** Assignment **
Work out how many lines of the listing below include the string "JSON", and give that number alone.
== Input ==
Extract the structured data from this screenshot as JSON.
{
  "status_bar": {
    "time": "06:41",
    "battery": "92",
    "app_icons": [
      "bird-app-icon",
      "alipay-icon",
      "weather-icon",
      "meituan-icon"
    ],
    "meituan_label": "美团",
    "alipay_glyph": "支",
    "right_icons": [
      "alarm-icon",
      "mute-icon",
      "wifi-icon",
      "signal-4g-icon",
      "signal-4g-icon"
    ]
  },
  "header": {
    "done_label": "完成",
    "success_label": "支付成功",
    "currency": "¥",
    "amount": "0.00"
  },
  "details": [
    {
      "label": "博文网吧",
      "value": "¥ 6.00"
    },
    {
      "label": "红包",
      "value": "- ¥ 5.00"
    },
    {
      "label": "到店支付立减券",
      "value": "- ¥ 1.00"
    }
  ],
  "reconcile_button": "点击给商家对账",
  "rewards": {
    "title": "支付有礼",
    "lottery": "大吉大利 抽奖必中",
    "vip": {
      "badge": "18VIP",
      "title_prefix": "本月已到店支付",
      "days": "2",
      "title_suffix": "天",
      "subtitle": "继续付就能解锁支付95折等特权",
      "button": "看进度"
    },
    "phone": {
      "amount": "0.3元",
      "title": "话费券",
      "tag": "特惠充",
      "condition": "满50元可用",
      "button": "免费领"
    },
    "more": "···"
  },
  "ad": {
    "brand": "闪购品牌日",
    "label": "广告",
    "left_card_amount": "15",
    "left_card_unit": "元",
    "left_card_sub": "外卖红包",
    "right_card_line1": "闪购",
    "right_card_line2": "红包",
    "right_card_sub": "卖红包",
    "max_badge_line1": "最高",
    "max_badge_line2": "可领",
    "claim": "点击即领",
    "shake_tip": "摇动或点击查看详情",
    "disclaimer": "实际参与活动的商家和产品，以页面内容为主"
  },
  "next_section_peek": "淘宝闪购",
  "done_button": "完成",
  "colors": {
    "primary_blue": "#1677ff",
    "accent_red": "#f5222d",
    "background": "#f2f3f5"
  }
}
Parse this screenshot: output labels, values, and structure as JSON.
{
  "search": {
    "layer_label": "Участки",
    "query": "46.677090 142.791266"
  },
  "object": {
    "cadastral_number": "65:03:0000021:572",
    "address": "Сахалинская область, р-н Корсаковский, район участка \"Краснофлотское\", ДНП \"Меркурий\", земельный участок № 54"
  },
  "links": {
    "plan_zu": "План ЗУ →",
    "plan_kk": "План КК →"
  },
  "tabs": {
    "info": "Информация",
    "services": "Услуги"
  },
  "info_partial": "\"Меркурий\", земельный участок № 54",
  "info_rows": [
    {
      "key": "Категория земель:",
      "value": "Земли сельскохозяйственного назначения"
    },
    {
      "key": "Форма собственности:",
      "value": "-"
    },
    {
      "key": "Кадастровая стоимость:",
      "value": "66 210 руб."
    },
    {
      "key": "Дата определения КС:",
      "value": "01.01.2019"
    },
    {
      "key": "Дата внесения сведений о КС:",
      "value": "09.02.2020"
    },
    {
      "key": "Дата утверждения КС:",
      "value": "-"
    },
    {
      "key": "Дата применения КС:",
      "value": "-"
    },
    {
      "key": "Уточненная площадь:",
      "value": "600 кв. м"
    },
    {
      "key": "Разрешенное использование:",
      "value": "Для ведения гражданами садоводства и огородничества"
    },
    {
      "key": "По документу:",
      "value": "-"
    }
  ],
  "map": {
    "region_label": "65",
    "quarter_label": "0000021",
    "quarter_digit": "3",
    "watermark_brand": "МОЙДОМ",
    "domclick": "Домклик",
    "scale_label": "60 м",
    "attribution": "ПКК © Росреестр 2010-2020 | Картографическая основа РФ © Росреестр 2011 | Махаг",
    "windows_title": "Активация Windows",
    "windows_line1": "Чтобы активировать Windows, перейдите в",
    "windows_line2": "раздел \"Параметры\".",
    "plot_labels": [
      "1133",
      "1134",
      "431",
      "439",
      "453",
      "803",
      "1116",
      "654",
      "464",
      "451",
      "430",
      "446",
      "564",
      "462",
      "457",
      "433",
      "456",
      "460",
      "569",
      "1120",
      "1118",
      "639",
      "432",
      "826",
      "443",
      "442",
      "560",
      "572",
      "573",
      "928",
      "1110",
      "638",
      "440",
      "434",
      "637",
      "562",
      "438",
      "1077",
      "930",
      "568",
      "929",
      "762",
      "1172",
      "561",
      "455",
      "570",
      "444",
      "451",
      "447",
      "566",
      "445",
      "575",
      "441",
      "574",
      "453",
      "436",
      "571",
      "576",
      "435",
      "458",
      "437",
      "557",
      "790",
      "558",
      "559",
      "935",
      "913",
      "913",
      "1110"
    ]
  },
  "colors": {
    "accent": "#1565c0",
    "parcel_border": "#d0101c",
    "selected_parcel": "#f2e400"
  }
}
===
** Result of the exercise **
2